Who is an Entrepreneur?
The French word entrepreneur means “One who undertakes innovations, finance and business acumen in an effort to transform innovations into economic goods.” This does give a surprising insight into what makes for entrepreneurship. It highlights the fact that entrepreneurs are typically not “me too” followers, but people who thinks up something new.
They are then able to organize the necessary finance and bring the required degree of “business acumen” to translate the idea into a successful business. Business acumen can be seen as the ability to see business realities as they are and work accordingly to produce results on the ground. One needn’t be a Harvard Business Graduate; what is needed is an acquired habit of observing realities and drawing relevant conclusions, as they relate to business.
Characteristics of Successful Business Entrepreneurs
-Hard Work: Entrepreneurs have no office hours. Typically, they are small businesspersons who have no or little staff support. This means that they have to work long hours to attend not only to all the operational requirements but also the incidentals. An ability to work hard is thus a common characteristic of successful entrepreneurs.
-Health and Energy: Working hard is easier when the businessperson is not distracted by sickness or a lack of energy. Many entrepreneurs start their business as a part time work from home while keeping their employment, a course that will need more than the average quota of health and energy.
-Self Starters: Entrepreneurs prefer to do things their own way, and dislike being told what to do. They have strong ideas on how to do things and are able to make things work. They learn from mistakes and acquire the skill to achieve results.
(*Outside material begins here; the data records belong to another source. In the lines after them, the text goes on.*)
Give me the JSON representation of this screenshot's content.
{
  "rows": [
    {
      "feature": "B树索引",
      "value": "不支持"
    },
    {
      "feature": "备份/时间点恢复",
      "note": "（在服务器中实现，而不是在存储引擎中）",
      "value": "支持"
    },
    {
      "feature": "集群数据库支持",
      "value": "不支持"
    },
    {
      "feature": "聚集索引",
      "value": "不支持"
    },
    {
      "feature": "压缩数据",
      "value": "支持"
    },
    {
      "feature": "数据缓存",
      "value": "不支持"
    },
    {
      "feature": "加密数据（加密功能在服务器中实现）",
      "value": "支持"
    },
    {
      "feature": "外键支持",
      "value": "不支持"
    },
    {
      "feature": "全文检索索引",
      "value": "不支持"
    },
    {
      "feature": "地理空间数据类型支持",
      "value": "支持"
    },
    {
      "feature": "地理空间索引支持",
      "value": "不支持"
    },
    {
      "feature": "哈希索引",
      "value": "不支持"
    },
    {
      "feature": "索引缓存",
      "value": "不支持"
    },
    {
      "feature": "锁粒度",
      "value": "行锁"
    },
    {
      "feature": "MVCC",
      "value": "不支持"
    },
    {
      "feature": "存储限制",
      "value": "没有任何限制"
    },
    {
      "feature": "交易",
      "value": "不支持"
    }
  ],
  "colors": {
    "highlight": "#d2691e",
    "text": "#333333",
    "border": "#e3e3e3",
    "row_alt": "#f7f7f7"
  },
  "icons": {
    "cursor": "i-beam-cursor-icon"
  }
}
-Persistence and Confidence: Running a business is not easy; not only is there a learning period when businesspersons make mistakes but there are also events and factors that are beyond their control and that affect the business. To succeed, the businessperson needs confidence in the ultimate success, and the persistence to continue in the face of setbacks.
-Active Persons: Entrepreneurs are typically active persons with an urge to get things done. They hate inactivity and tend to find things to do to further their business.
-Going to the Essence: When necessary, they can go into details required to complete tasks successfully. At the same time, they maintain an overview of the whole operation including an idea of future developments and action programs. They can also understand cause and effect relationships and see a total picture.
-Focus on Business Requirements: While successful entrepreneurs might have their egos, they do not let the egos stop them from seeking help where needed. They measure their success by business results rather than status symbols (which of course they might acquire once they are certain their business will not be affected).
-Emotional Issues: Entrepreneurs are not typically moved much by emotional issues. They might not have much empathy with people’s feelings, instead preferring to focus on what results they produce. While this can be a strength in getting things done, it can cause people problems. As the organization grows and success begins to depend on motivating employees, it is the entrepreneur who can make necessary adjustments who continues to succeed.
What Business Entrepreneurship Does not involve
-Undue Risks: Despite the talk about risk-taking capability of entrepreneurs, the fact is that successful entrepreneurs avoid taking unnecessarily high risks. However, they do exhibit the capacity to assess complex situations and proceed in a way that they can influence the results.
-Concern with Immediate Monetary Rewards: Successful entrepreneurs know that business results often take time to appear and are willing to wait, in the meantime doing things that keep the business on course.
Many universities are now offering courses in entrepreneurship. The better ones also ensure that the trainees gain exposure to the actual realities of starting and running a business. For example, they might have a compulsory project that requires the student to come up with a business idea and convert it into a running business. The conceptual knowledge gained through classroom sessions combined with the insights gained through such projects can prove an invaluable combo.